__WORK INSTRUCTION__: Please find every line of the listing below where "params" occurs and copy it.

__RECORDS SHOWN__:
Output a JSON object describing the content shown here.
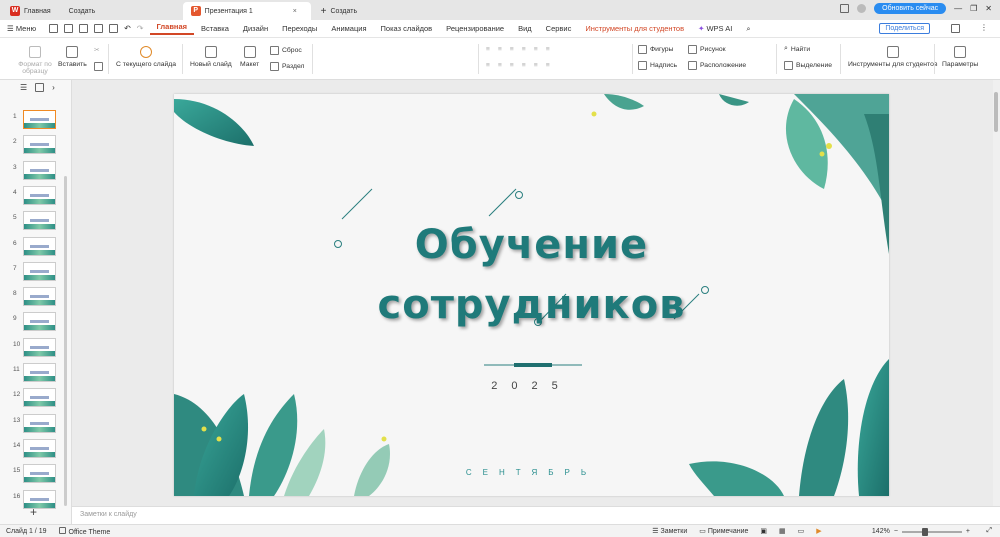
{
  "tabs": [
    {
      "label": "Главная",
      "active": false
    },
    {
      "label": "Создать",
      "active": false
    },
    {
      "label": "Презентация 1",
      "active": true
    },
    {
      "label": "Создать",
      "active": false
    }
  ],
  "upgrade_label": "Обновить сейчас",
  "menu": {
    "main_label": "Меню",
    "items": [
      "Главная",
      "Вставка",
      "Дизайн",
      "Переходы",
      "Анимация",
      "Показ слайдов",
      "Рецензирование",
      "Вид",
      "Сервис",
      "Инструменты для студентов",
      "WPS AI"
    ],
    "share_label": "Поделиться"
  },
  "ribbon": {
    "format_painter": "Формат по образцу",
    "paste": "Вставить",
    "from_current": "С текущего слайда",
    "new_slide": "Новый слайд",
    "layout": "Макет",
    "reset": "Сброс",
    "section": "Раздел",
    "shapes": "Фигуры",
    "picture": "Рисунок",
    "textbox": "Надпись",
    "arrange": "Расположение",
    "find": "Найти",
    "select": "Выделение",
    "student_tools": "Инструменты для студентов",
    "params": "Параметры"
  },
  "thumbnails": [
    "1",
    "2",
    "3",
    "4",
    "5",
    "6",
    "7",
    "8",
    "9",
    "10",
    "11",
    "12",
    "13",
    "14",
    "15",
    "16"
  ],
  "slide": {
    "title_line1": "Обучение",
    "title_line2": "сотрудников",
    "year": "2025",
    "month": "СЕНТЯБРЬ"
  },
  "notes_placeholder": "Заметки к слайду",
  "status": {
    "slide_counter": "Слайд 1 / 19",
    "theme": "Office Theme",
    "notes": "Заметки",
    "comment": "Примечание",
    "zoom": "142%"
  },
  "colors": {
    "accent": "#d24726",
    "teal": "#1f7a7a",
    "leaf": "#2d8f86"
  }
}
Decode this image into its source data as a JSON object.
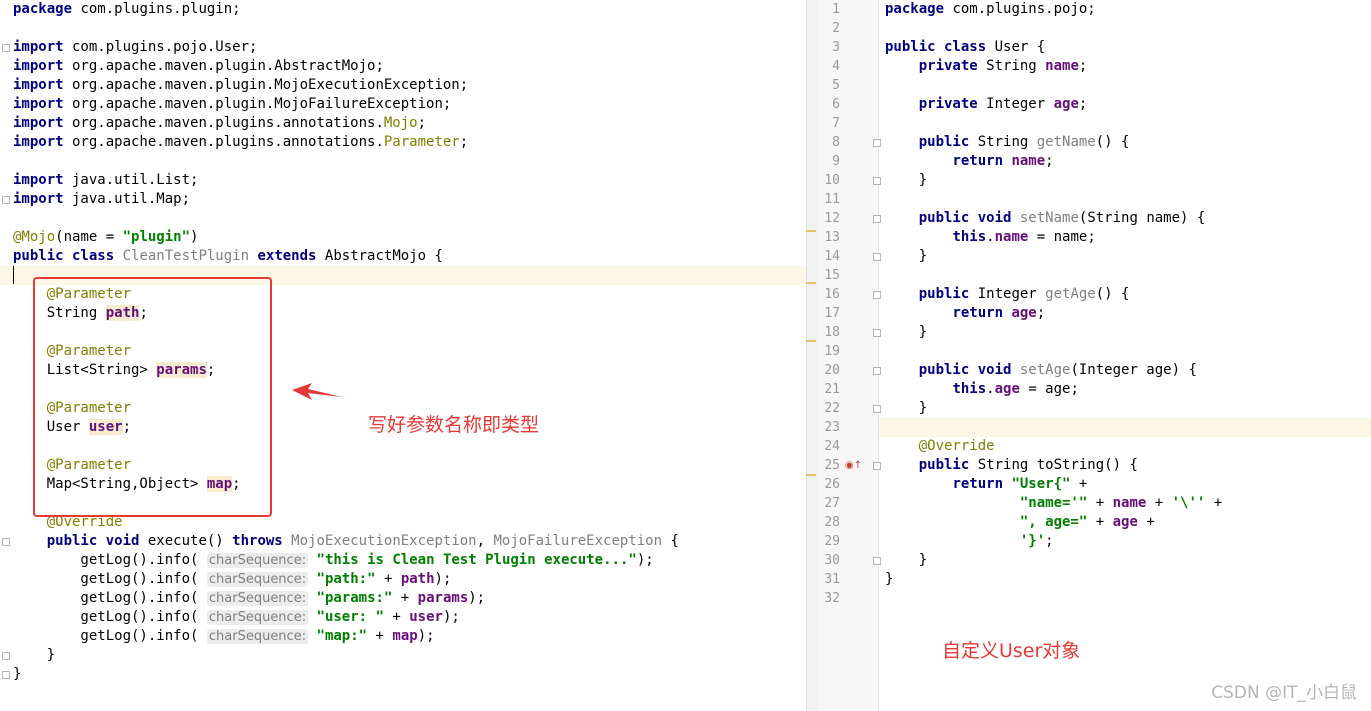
{
  "left_editor": {
    "lines": [
      [
        {
          "t": "package",
          "c": "kw"
        },
        {
          "t": " com.plugins.plugin;"
        }
      ],
      [],
      [
        {
          "t": "import",
          "c": "kw"
        },
        {
          "t": " com.plugins.pojo.User;"
        }
      ],
      [
        {
          "t": "import",
          "c": "kw"
        },
        {
          "t": " org.apache.maven.plugin.AbstractMojo;"
        }
      ],
      [
        {
          "t": "import",
          "c": "kw"
        },
        {
          "t": " org.apache.maven.plugin.MojoExecutionException;"
        }
      ],
      [
        {
          "t": "import",
          "c": "kw"
        },
        {
          "t": " org.apache.maven.plugin.MojoFailureException;"
        }
      ],
      [
        {
          "t": "import",
          "c": "kw"
        },
        {
          "t": " org.apache.maven.plugins.annotations."
        },
        {
          "t": "Mojo",
          "c": "ann"
        },
        {
          "t": ";"
        }
      ],
      [
        {
          "t": "import",
          "c": "kw"
        },
        {
          "t": " org.apache.maven.plugins.annotations."
        },
        {
          "t": "Parameter",
          "c": "ann"
        },
        {
          "t": ";"
        }
      ],
      [],
      [
        {
          "t": "import",
          "c": "kw"
        },
        {
          "t": " java.util.List;"
        }
      ],
      [
        {
          "t": "import",
          "c": "kw"
        },
        {
          "t": " java.util.Map;"
        }
      ],
      [],
      [
        {
          "t": "@Mojo",
          "c": "ann"
        },
        {
          "t": "(name = "
        },
        {
          "t": "\"plugin\"",
          "c": "str"
        },
        {
          "t": ")"
        }
      ],
      [
        {
          "t": "public class",
          "c": "kw"
        },
        {
          "t": " "
        },
        {
          "t": "CleanTestPlugin",
          "c": "grey"
        },
        {
          "t": " "
        },
        {
          "t": "extends",
          "c": "kw"
        },
        {
          "t": " AbstractMojo {"
        }
      ],
      [],
      [
        {
          "t": "    "
        },
        {
          "t": "@Parameter",
          "c": "ann"
        }
      ],
      [
        {
          "t": "    String "
        },
        {
          "t": "path",
          "c": "fld fieldhl"
        },
        {
          "t": ";"
        }
      ],
      [],
      [
        {
          "t": "    "
        },
        {
          "t": "@Parameter",
          "c": "ann"
        }
      ],
      [
        {
          "t": "    List<String> "
        },
        {
          "t": "params",
          "c": "fld fieldhl"
        },
        {
          "t": ";"
        }
      ],
      [],
      [
        {
          "t": "    "
        },
        {
          "t": "@Parameter",
          "c": "ann"
        }
      ],
      [
        {
          "t": "    User "
        },
        {
          "t": "user",
          "c": "fld fieldhl"
        },
        {
          "t": ";"
        }
      ],
      [],
      [
        {
          "t": "    "
        },
        {
          "t": "@Parameter",
          "c": "ann"
        }
      ],
      [
        {
          "t": "    Map<String,Object> "
        },
        {
          "t": "map",
          "c": "fld fieldhl"
        },
        {
          "t": ";"
        }
      ],
      [],
      [
        {
          "t": "    "
        },
        {
          "t": "@Override",
          "c": "ann"
        }
      ],
      [
        {
          "t": "    "
        },
        {
          "t": "public void",
          "c": "kw"
        },
        {
          "t": " execute() "
        },
        {
          "t": "throws",
          "c": "kw"
        },
        {
          "t": " "
        },
        {
          "t": "MojoExecutionException",
          "c": "grey"
        },
        {
          "t": ", "
        },
        {
          "t": "MojoFailureException",
          "c": "grey"
        },
        {
          "t": " {"
        }
      ],
      [
        {
          "t": "        getLog().info( "
        },
        {
          "t": "charSequence:",
          "c": "hint"
        },
        {
          "t": " "
        },
        {
          "t": "\"this is Clean Test Plugin execute...\"",
          "c": "str"
        },
        {
          "t": ");"
        }
      ],
      [
        {
          "t": "        getLog().info( "
        },
        {
          "t": "charSequence:",
          "c": "hint"
        },
        {
          "t": " "
        },
        {
          "t": "\"path:\"",
          "c": "str"
        },
        {
          "t": " + "
        },
        {
          "t": "path",
          "c": "fld"
        },
        {
          "t": ");"
        }
      ],
      [
        {
          "t": "        getLog().info( "
        },
        {
          "t": "charSequence:",
          "c": "hint"
        },
        {
          "t": " "
        },
        {
          "t": "\"params:\"",
          "c": "str"
        },
        {
          "t": " + "
        },
        {
          "t": "params",
          "c": "fld"
        },
        {
          "t": ");"
        }
      ],
      [
        {
          "t": "        getLog().info( "
        },
        {
          "t": "charSequence:",
          "c": "hint"
        },
        {
          "t": " "
        },
        {
          "t": "\"user: \"",
          "c": "str"
        },
        {
          "t": " + "
        },
        {
          "t": "user",
          "c": "fld"
        },
        {
          "t": ");"
        }
      ],
      [
        {
          "t": "        getLog().info( "
        },
        {
          "t": "charSequence:",
          "c": "hint"
        },
        {
          "t": " "
        },
        {
          "t": "\"map:\"",
          "c": "str"
        },
        {
          "t": " + "
        },
        {
          "t": "map",
          "c": "fld"
        },
        {
          "t": ");"
        }
      ],
      [
        {
          "t": "    }"
        }
      ],
      [
        {
          "t": "}"
        }
      ]
    ]
  },
  "right_editor": {
    "line_numbers": [
      "1",
      "2",
      "3",
      "4",
      "5",
      "6",
      "7",
      "8",
      "9",
      "10",
      "11",
      "12",
      "13",
      "14",
      "15",
      "16",
      "17",
      "18",
      "19",
      "20",
      "21",
      "22",
      "23",
      "24",
      "25",
      "26",
      "27",
      "28",
      "29",
      "30",
      "31",
      "32"
    ],
    "lines": [
      [
        {
          "t": "package",
          "c": "kw"
        },
        {
          "t": " com.plugins.pojo;"
        }
      ],
      [],
      [
        {
          "t": "public class",
          "c": "kw"
        },
        {
          "t": " User {"
        }
      ],
      [
        {
          "t": "    "
        },
        {
          "t": "private",
          "c": "kw"
        },
        {
          "t": " String "
        },
        {
          "t": "name",
          "c": "fld"
        },
        {
          "t": ";"
        }
      ],
      [],
      [
        {
          "t": "    "
        },
        {
          "t": "private",
          "c": "kw"
        },
        {
          "t": " Integer "
        },
        {
          "t": "age",
          "c": "fld"
        },
        {
          "t": ";"
        }
      ],
      [],
      [
        {
          "t": "    "
        },
        {
          "t": "public",
          "c": "kw"
        },
        {
          "t": " String "
        },
        {
          "t": "getName",
          "c": "grey"
        },
        {
          "t": "() {"
        }
      ],
      [
        {
          "t": "        "
        },
        {
          "t": "return",
          "c": "kw"
        },
        {
          "t": " "
        },
        {
          "t": "name",
          "c": "fld"
        },
        {
          "t": ";"
        }
      ],
      [
        {
          "t": "    }"
        }
      ],
      [],
      [
        {
          "t": "    "
        },
        {
          "t": "public void",
          "c": "kw"
        },
        {
          "t": " "
        },
        {
          "t": "setName",
          "c": "grey"
        },
        {
          "t": "(String name) {"
        }
      ],
      [
        {
          "t": "        "
        },
        {
          "t": "this",
          "c": "kw"
        },
        {
          "t": "."
        },
        {
          "t": "name",
          "c": "fld"
        },
        {
          "t": " = name;"
        }
      ],
      [
        {
          "t": "    }"
        }
      ],
      [],
      [
        {
          "t": "    "
        },
        {
          "t": "public",
          "c": "kw"
        },
        {
          "t": " Integer "
        },
        {
          "t": "getAge",
          "c": "grey"
        },
        {
          "t": "() {"
        }
      ],
      [
        {
          "t": "        "
        },
        {
          "t": "return",
          "c": "kw"
        },
        {
          "t": " "
        },
        {
          "t": "age",
          "c": "fld"
        },
        {
          "t": ";"
        }
      ],
      [
        {
          "t": "    }"
        }
      ],
      [],
      [
        {
          "t": "    "
        },
        {
          "t": "public void",
          "c": "kw"
        },
        {
          "t": " "
        },
        {
          "t": "setAge",
          "c": "grey"
        },
        {
          "t": "(Integer age) {"
        }
      ],
      [
        {
          "t": "        "
        },
        {
          "t": "this",
          "c": "kw"
        },
        {
          "t": "."
        },
        {
          "t": "age",
          "c": "fld"
        },
        {
          "t": " = age;"
        }
      ],
      [
        {
          "t": "    }"
        }
      ],
      [],
      [
        {
          "t": "    "
        },
        {
          "t": "@Override",
          "c": "ann"
        }
      ],
      [
        {
          "t": "    "
        },
        {
          "t": "public",
          "c": "kw"
        },
        {
          "t": " String toString() {"
        }
      ],
      [
        {
          "t": "        "
        },
        {
          "t": "return",
          "c": "kw"
        },
        {
          "t": " "
        },
        {
          "t": "\"User{\"",
          "c": "str"
        },
        {
          "t": " +"
        }
      ],
      [
        {
          "t": "                "
        },
        {
          "t": "\"name='\"",
          "c": "str"
        },
        {
          "t": " + "
        },
        {
          "t": "name",
          "c": "fld"
        },
        {
          "t": " + "
        },
        {
          "t": "'\\''",
          "c": "str"
        },
        {
          "t": " +"
        }
      ],
      [
        {
          "t": "                "
        },
        {
          "t": "\", age=\"",
          "c": "str"
        },
        {
          "t": " + "
        },
        {
          "t": "age",
          "c": "fld"
        },
        {
          "t": " +"
        }
      ],
      [
        {
          "t": "                "
        },
        {
          "t": "'}'",
          "c": "str"
        },
        {
          "t": ";"
        }
      ],
      [
        {
          "t": "    }"
        }
      ],
      [
        {
          "t": "}"
        }
      ],
      []
    ]
  },
  "annotations": {
    "left_note": "写好参数名称即类型",
    "right_note": "自定义User对象"
  },
  "watermark": "CSDN @IT_小白鼠",
  "icons": {
    "scroll_toggle": "pause-icon",
    "override_marker": "override-gutter-icon",
    "arrow": "red-arrow-icon"
  },
  "colors": {
    "keyword": "#000080",
    "annotation": "#808000",
    "string": "#008000",
    "field": "#660e7a",
    "callout": "#e53935",
    "current_line": "#fbf9e6"
  }
}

__EXERCISE RESPONSE__:
    "params": "Параметры"
          "t": "params",
          "t": "\"params:\"",
          "t": "params",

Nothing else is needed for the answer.